Falsehood therefore entails a deliberate, wilful, conscious distortion of the truth.  It will not suffice that the maker of the deceptive statement is inaccurate unless he is also aware of the inaccuracy (or is so reckless that he does not care whether or not he is speaking the truth).  He must lack honest belief in the truth of what he is stating.

[39]            Mr. Cope has not met that test.  He has not proved that Mr. Morton knew the magnitude of the problem as defined in the Hardy reports.  Or, that Mr Morton was recklessly blind to the systemic nature of the problem at the time he completed the disclosure statement in July 2001.

[40]            In result, Mr. Cope's claim in fraudulent misrepresentation fails.

[41]            To succeed on the second ground, of negligent misrepresentation, Mr. Cope must prove five elements.



[42]            First, that there was a duty of care owed by Mr. Morton to Mr. Cope, based on a special relationship.  This element is proved.  There was a special relationship between these two gentlemen of prospective vendor and prospective purchaser.

[43]            The second element Mr. Cope must prove is that the representation in question was untrue, inaccurate or misleading.  This element is proved for the reasons given above.  There was leakage at July 2001.  There was unrepaired damage to the structure in July 2001.  Neither of those phenomena were isolated; they were systemic.

[44]            The third element Mr. Cope must prove is that Mr. Morton must have acted negligently in making the misrepresentation to Mr. Cope.  This element is proved.

[45]            On 11 July 2001, there existed a systemic structural problem with the condominium building in which Mr. Morton's unit was located.  That problem was defined in the Hardy reports of 1991.

[46]            The temporary solution of surface treatment, did not repair the damage.  Mr. Morton was aware of a report which had precipitated the special meeting of 1991, which resulted in the adoption of the waterproofing committee solution.  Mr. Morton knew the history of the building from the time he took occupancy.  He was in a position to get his facts right before he made the representation.  He was negligent in not doing so.

[47]            However, Mr. Morton argued that referencing the minutes was sufficient compliance with his duty to Mr. Cope.  He says the onus was on Mr. Cope to make the further inquiries indicated by the minutes provided.  Sask v. Brooke[3] is the authority cited in support of this proposition.

[48]            Sask was a case with remarkably similar facts to this case.  There, a disclosure statement and minutes of meetings of the strata council were held to be sufficient to alert the purchaser to the need for further inquiries.  This information provided the prospective purchaser with the history of the leakage problems in the complex in question.  In result, the purchaser's claim, based on negligent misrepresentation, was dismissed.

[49]            Put another way, Mr. Morton is arguing that the systemic problem was a patent defect.  It is up to the purchaser, Mr. Cope, goes the argument, to ascertain the extent of that defect, either by inspection or inquiry.  It is an example of the application of the doctrine of caveat emptor.
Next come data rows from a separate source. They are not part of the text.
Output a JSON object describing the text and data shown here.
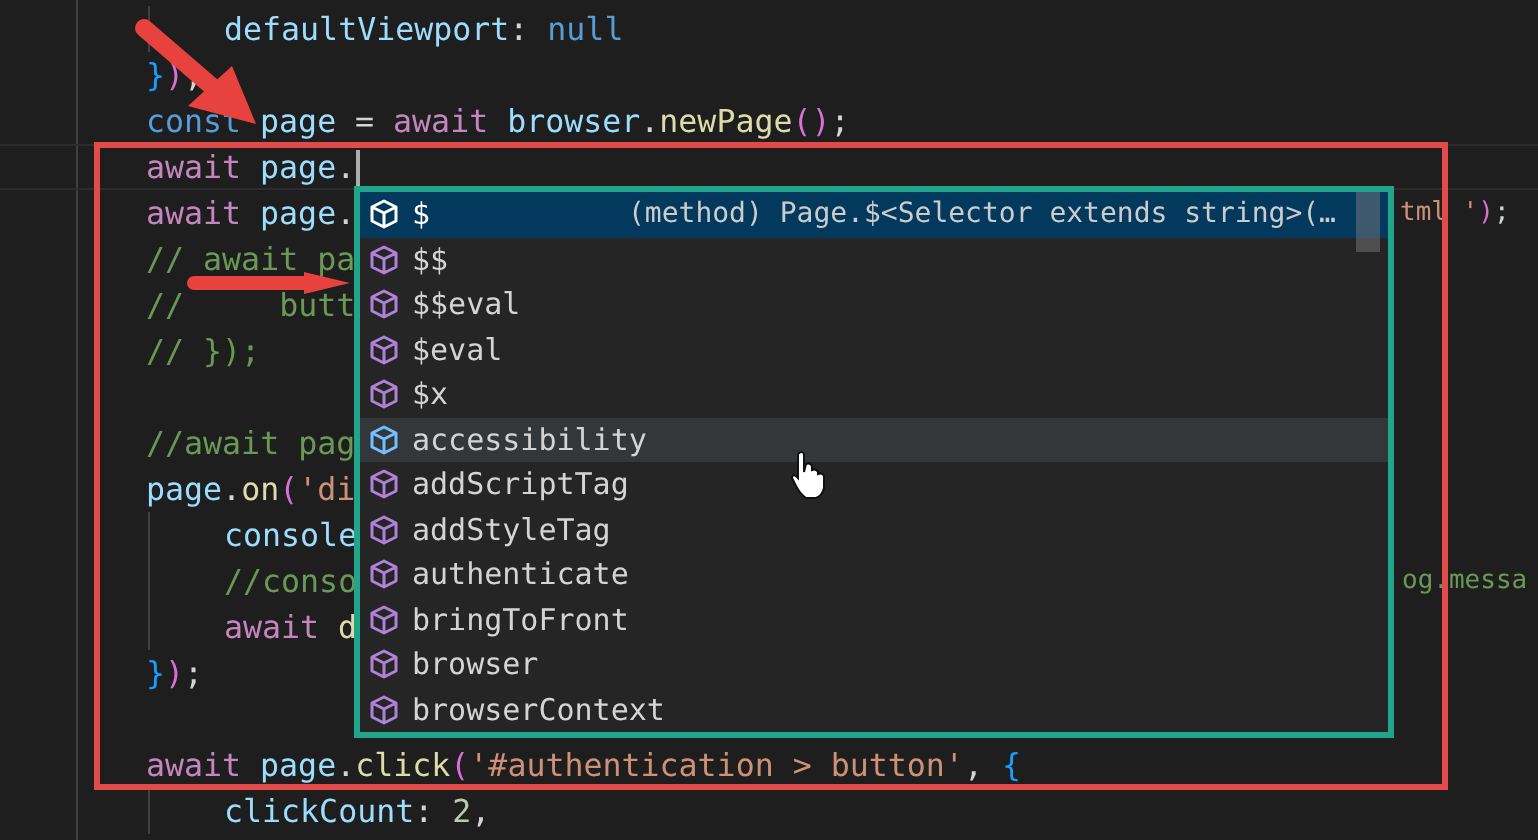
{
  "editor": {
    "lines": [
      {
        "kind": "code",
        "children": [
          {
            "kind": "code",
            "tokens": [
              {
                "kind": "var",
                "text": "defaultViewport"
              },
              {
                "kind": "punct",
                "text": ":"
              },
              {
                "kind": "storage",
                "text": "null",
                "space": true
              }
            ]
          }
        ]
      },
      {
        "kind": "code",
        "tokens": [
          {
            "kind": "brace",
            "text": "}"
          },
          {
            "kind": "paren",
            "text": ")"
          },
          {
            "kind": "punct",
            "text": ";"
          }
        ]
      },
      {
        "kind": "code",
        "tokens": [
          {
            "kind": "storage",
            "text": "const"
          },
          {
            "kind": "var",
            "text": "page",
            "space": true
          },
          {
            "kind": "punct",
            "text": "=",
            "space": true
          },
          {
            "kind": "kw",
            "text": "await",
            "space": true
          },
          {
            "kind": "var",
            "text": "browser",
            "space": true
          },
          {
            "kind": "punct",
            "text": "."
          },
          {
            "kind": "fn",
            "text": "newPage"
          },
          {
            "kind": "paren",
            "text": "()"
          },
          {
            "kind": "punct",
            "text": ";"
          }
        ]
      },
      {
        "kind": "code",
        "current": true,
        "tokens": [
          {
            "kind": "kw",
            "text": "await"
          },
          {
            "kind": "var",
            "text": "page",
            "space": true
          },
          {
            "kind": "punct",
            "text": "."
          }
        ]
      },
      {
        "kind": "code",
        "tokens": [
          {
            "kind": "kw",
            "text": "await"
          },
          {
            "kind": "var",
            "text": "page",
            "space": true
          },
          {
            "kind": "punct",
            "text": "."
          }
        ],
        "tail": [
          {
            "kind": "str",
            "text": "tml"
          },
          {
            "kind": "str",
            "text": "'",
            "space": true
          },
          {
            "kind": "paren",
            "text": ")"
          },
          {
            "kind": "punct",
            "text": ";"
          }
        ]
      },
      {
        "kind": "code",
        "tokens": [
          {
            "kind": "comment",
            "text": "// await pa"
          }
        ]
      },
      {
        "kind": "code",
        "tokens": [
          {
            "kind": "comment",
            "text": "//     butt"
          }
        ]
      },
      {
        "kind": "code",
        "tokens": [
          {
            "kind": "comment",
            "text": "// });"
          }
        ]
      },
      {
        "kind": "blank"
      },
      {
        "kind": "code",
        "tokens": [
          {
            "kind": "comment",
            "text": "//await pag"
          }
        ]
      },
      {
        "kind": "code",
        "tokens": [
          {
            "kind": "var",
            "text": "page"
          },
          {
            "kind": "punct",
            "text": "."
          },
          {
            "kind": "fn",
            "text": "on"
          },
          {
            "kind": "paren",
            "text": "("
          },
          {
            "kind": "str",
            "text": "'di"
          }
        ],
        "children": [
          {
            "kind": "code",
            "tokens": [
              {
                "kind": "var",
                "text": "console"
              }
            ]
          },
          {
            "kind": "code",
            "tokens": [
              {
                "kind": "comment",
                "text": "//conso"
              }
            ],
            "tail": [
              {
                "kind": "comment",
                "text": "og.messa"
              }
            ]
          },
          {
            "kind": "code",
            "tokens": [
              {
                "kind": "kw",
                "text": "await"
              },
              {
                "kind": "fn",
                "text": "d",
                "space": true
              }
            ]
          }
        ]
      },
      {
        "kind": "code",
        "tokens": [
          {
            "kind": "brace",
            "text": "}"
          },
          {
            "kind": "paren",
            "text": ")"
          },
          {
            "kind": "punct",
            "text": ";"
          }
        ]
      },
      {
        "kind": "blank"
      },
      {
        "kind": "code",
        "tokens": [
          {
            "kind": "kw",
            "text": "await"
          },
          {
            "kind": "var",
            "text": "page",
            "space": true
          },
          {
            "kind": "punct",
            "text": "."
          },
          {
            "kind": "fn",
            "text": "click"
          },
          {
            "kind": "paren",
            "text": "("
          },
          {
            "kind": "str",
            "text": "'#authentication > button'"
          },
          {
            "kind": "punct",
            "text": ","
          },
          {
            "kind": "brace",
            "text": "{",
            "space": true
          }
        ],
        "children": [
          {
            "kind": "code",
            "tokens": [
              {
                "kind": "var",
                "text": "clickCount"
              },
              {
                "kind": "punct",
                "text": ":"
              },
              {
                "kind": "num",
                "text": "2",
                "space": true
              },
              {
                "kind": "punct",
                "text": ","
              }
            ]
          }
        ]
      }
    ]
  },
  "suggestions": {
    "detail": "(method) Page.$<Selector extends string>(…",
    "items": [
      {
        "label": "$",
        "kind": "method",
        "selected": true,
        "hovered": false
      },
      {
        "label": "$$",
        "kind": "method",
        "selected": false,
        "hovered": false
      },
      {
        "label": "$$eval",
        "kind": "method",
        "selected": false,
        "hovered": false
      },
      {
        "label": "$eval",
        "kind": "method",
        "selected": false,
        "hovered": false
      },
      {
        "label": "$x",
        "kind": "method",
        "selected": false,
        "hovered": false
      },
      {
        "label": "accessibility",
        "kind": "property",
        "selected": false,
        "hovered": true
      },
      {
        "label": "addScriptTag",
        "kind": "method",
        "selected": false,
        "hovered": false
      },
      {
        "label": "addStyleTag",
        "kind": "method",
        "selected": false,
        "hovered": false
      },
      {
        "label": "authenticate",
        "kind": "method",
        "selected": false,
        "hovered": false
      },
      {
        "label": "bringToFront",
        "kind": "method",
        "selected": false,
        "hovered": false
      },
      {
        "label": "browser",
        "kind": "method",
        "selected": false,
        "hovered": false
      },
      {
        "label": "browserContext",
        "kind": "method",
        "selected": false,
        "hovered": false
      }
    ]
  }
}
[50]            The doctrine does not apply in this case.  And Sask is distinguishable on the facts.  Mr. Cope and Mr. Morton, by their agreement, allocated the burden of inquiry to Mr. Morton.  There was an obligation assumed by Mr. Morton to "provide ... at [his] expense ...", among other things, "A copy of the Building Envelope Inspection Report, or any Remediation Reports, and all related documents".  At 10 August 2001, that documentation was available.